... or "developing", in the older days!
Here 2 examples, an un-edited photo in the past and an un-edited photo in our digital age (yeah, that's right, the second "image" is part of the program text interpretation of a digital raw photo, only one of several hundred pages per photo, btw... that's how a digital image really looks like):
This is a subject regularly popping up on my Facebook pages. People commenting like "ah that's a filter" etc.
No, it's not, and I'm trying to explain this a bit in this article.
First, a fact that most people are not aware of. Every photograph ever taken has been "edited" (=developed). In older days, a camera exposed a glass or tin sheet covered in light sensitive chemicals to light through a lens. Later to a piece of film, and nowadays it exposes an electronic sensor.
In ALL cases, you get a photo-negative, though in our days it's a so called "raw image". Any such negative has to be transferred to another medium (usually paper) and during this process those images have been fine-tuned to correct contrast, exposure and other properties. All pre-digital photographs you might have seen in old magazines, were subjected to this process.
A similar process happens in your phone or point-and-shoot-camera. The sensor gets light signals and translates those into computer readable language. In those "lesser" cameras, this "raw image" will be "adjusted" to the settings you chose on the camera during the shooting (most people use the "auto mode" for this). The "raw image data" is discarded when the automatic editing process saves the final image. Yes, this is already an actual editing process, even though nobody notices it. The "auto mode" is just a general set of settings (and adjustments), implemented by the programmer who wrote the operating system for your camera or phone - and any digital camera or phone runs on an operating system.

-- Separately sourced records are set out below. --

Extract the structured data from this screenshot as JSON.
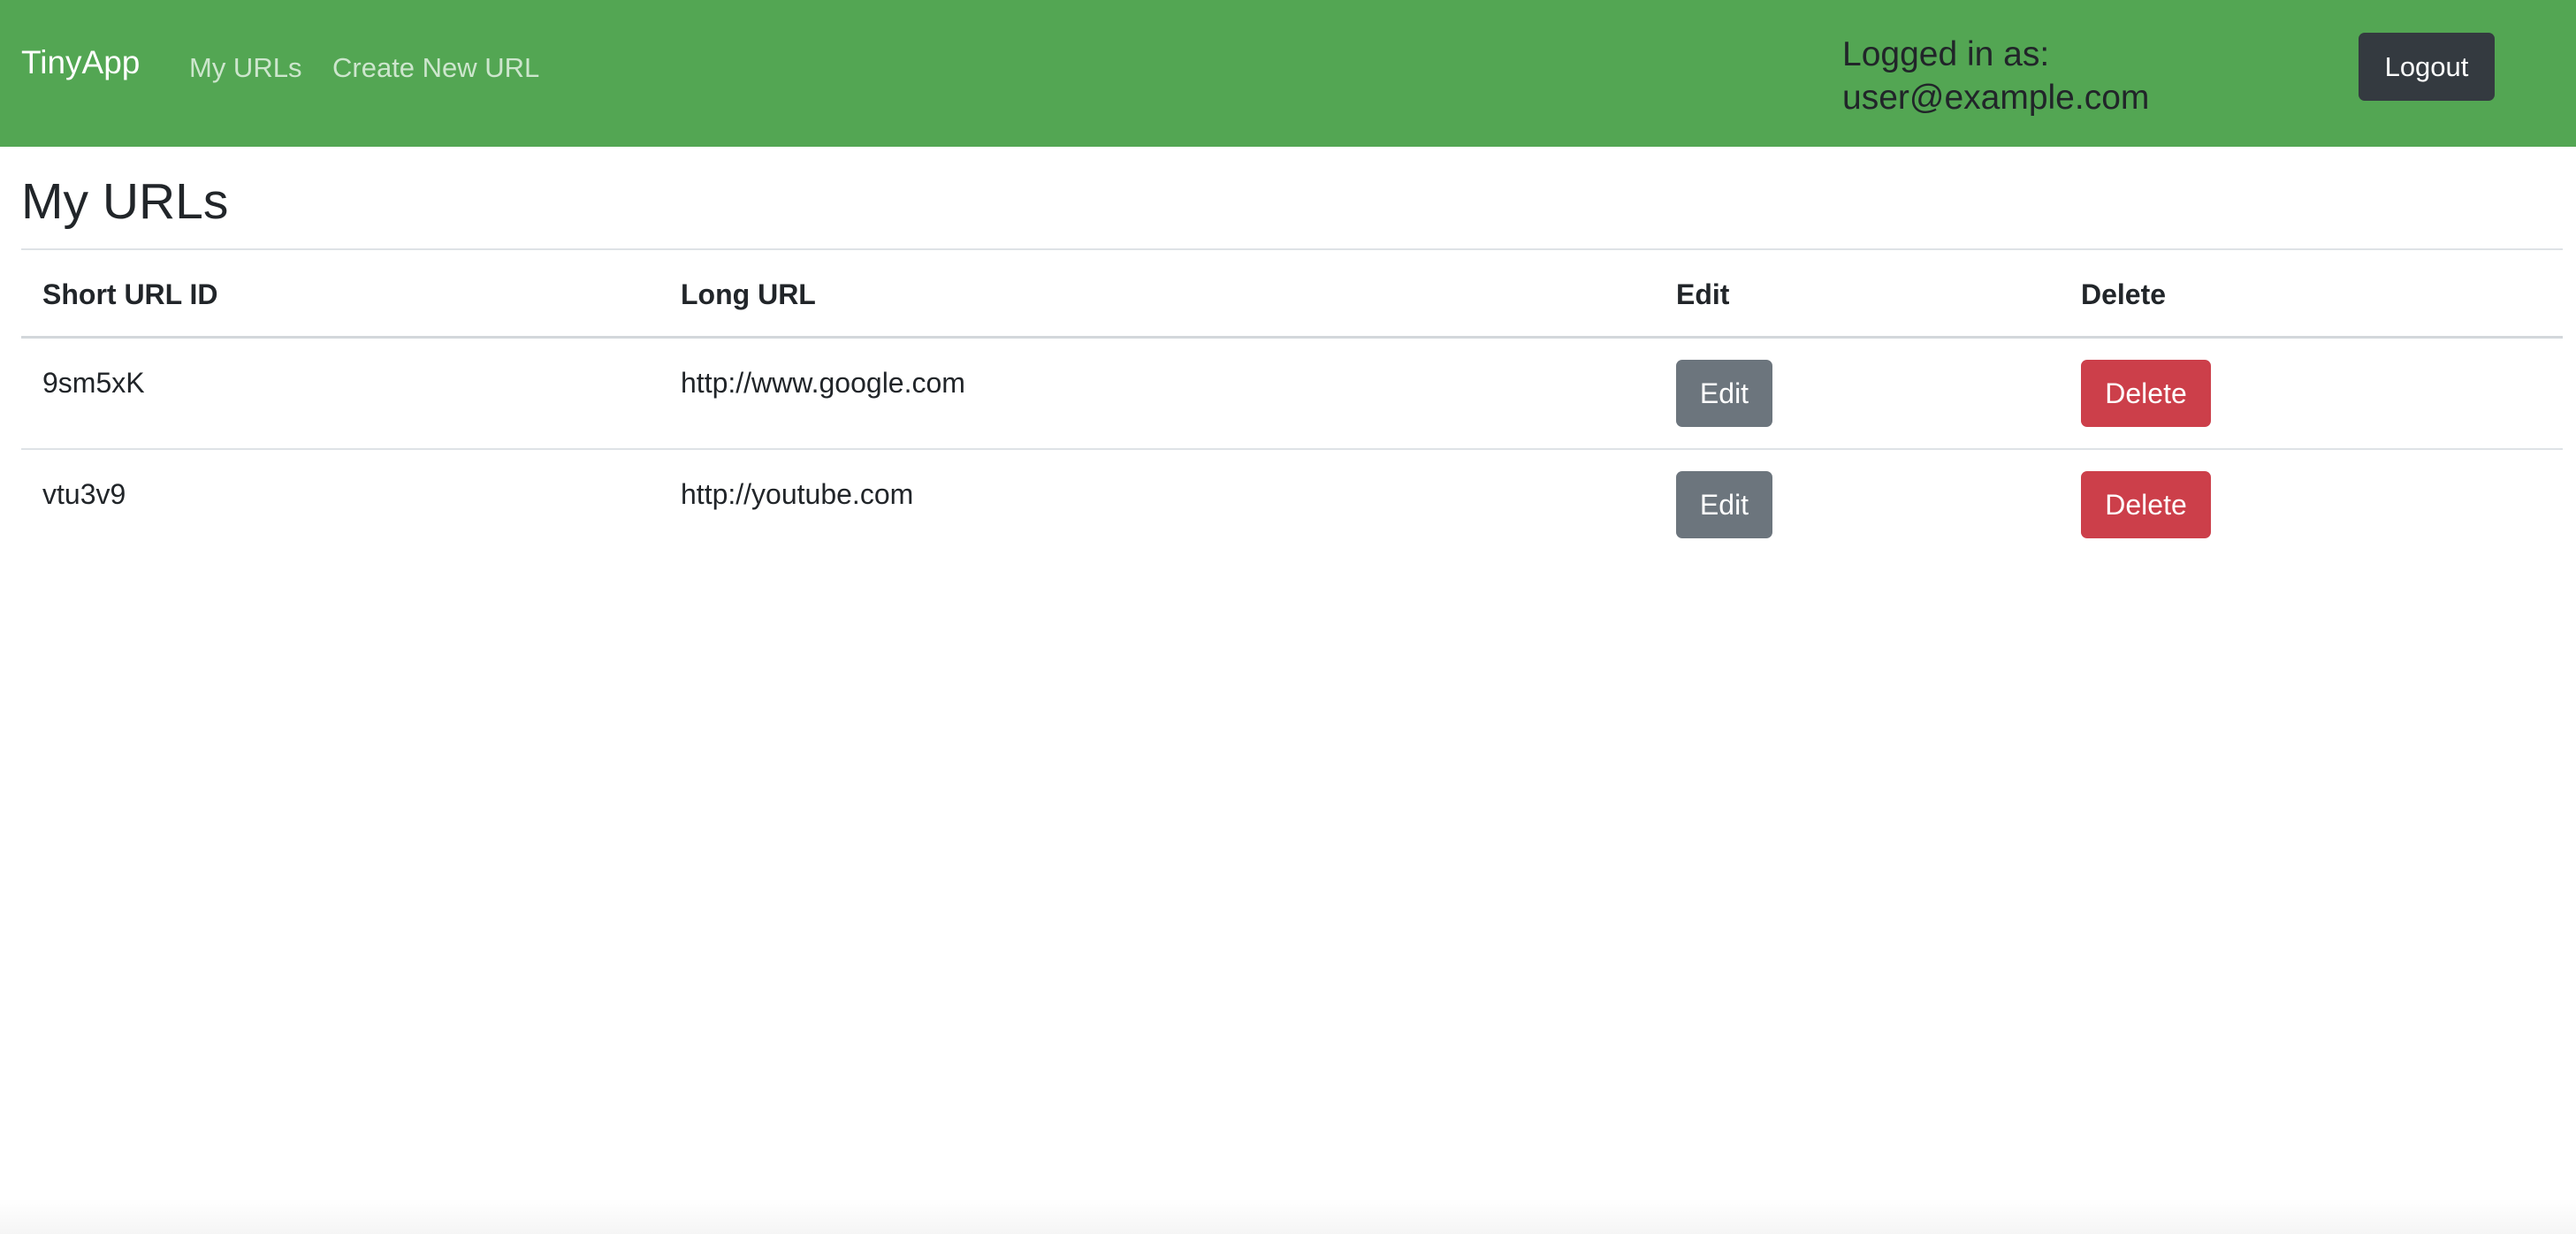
{
  "navbar": {
    "brand": "TinyApp",
    "links": [
      "My URLs",
      "Create New URL"
    ],
    "login_label": "Logged in as:",
    "user_email": "user@example.com",
    "logout_label": "Logout",
    "background_color": "#53a653"
  },
  "main": {
    "title": "My URLs",
    "table": {
      "headers": [
        "Short URL ID",
        "Long URL",
        "Edit",
        "Delete"
      ],
      "rows": [
        {
          "short_id": "9sm5xK",
          "long_url": "http://www.google.com",
          "edit_label": "Edit",
          "delete_label": "Delete"
        },
        {
          "short_id": "vtu3v9",
          "long_url": "http://youtube.com",
          "edit_label": "Edit",
          "delete_label": "Delete"
        }
      ]
    }
  },
  "colors": {
    "edit_button": "#6c757d",
    "delete_button": "#cc3f4a",
    "logout_button": "#343a40"
  }
}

Essentially it's pretty close to a Polaroid image, sometimes good, sometimes bad, but ALWAYS an (automated) edit, regardless if you hit any additional button or not!
More sophisticated cameras can shoot and save in raw mode, which produces an image similar to the old negatives, though it doesn't inverse the colors. It contains all possible image information, regardless which preset (auto mode, manual mode, white balance, ISO, contrast data, etc.) you selected beforehand. Hence those raw images can easily exceed 20, 30, 50 megabytes or even more, compared to a final jpeg image of 5-10 megabyte - I never shoot auto mode, only manual mode, to have full control of the actual shot.
Those raw images, due to the mentioned properties and presets, can look dull, too bright, too dark, etc. and need to be processed (=edited=developed) like a negative in the old days.
A so called (modern day) filter is nothing more than a program preset applied to the whole image. On your phone, such a filter usually dramatically reduces the over all quality of the image. This goes unnoticed, mostly, as those images are usually viewed only on your phone or social media, so they are too small for those flaws to be seen. Though, they become pretty obvious when they get printed beyond A 4 format - Images taken with proper gear can be printed much bigger. I did billboards up to 6 meters wide...
So called filters are, technically, editing, but a photographer would usually chose a more subtle approach. We don't just squash a filter on top of an image, but work out details, contrasts, saturations etc. in certain parts of an image that needs adjustment.
Nothing you can do in an editing program is new. All the techniques and adjustments originate in the dark-room of the older days - this is also a widely ignored fact.
Below you see a raw file right out of the camera, and the edited version of the same image.
You see, the raw is a bit too dark, over all, and it lacks contrast.
This was taken in the afternoon, on a bright day, so the real light conditions were rather harsh. Hence I slightly under exposed during the shooting, to avoid the strong sun glare, but had to restore brightness in some parts of the image.
Cameras in general "see" different to the human eye. A camera is bound to its settings, over the whole picture, the human eye can adjust to the circumstances much faster.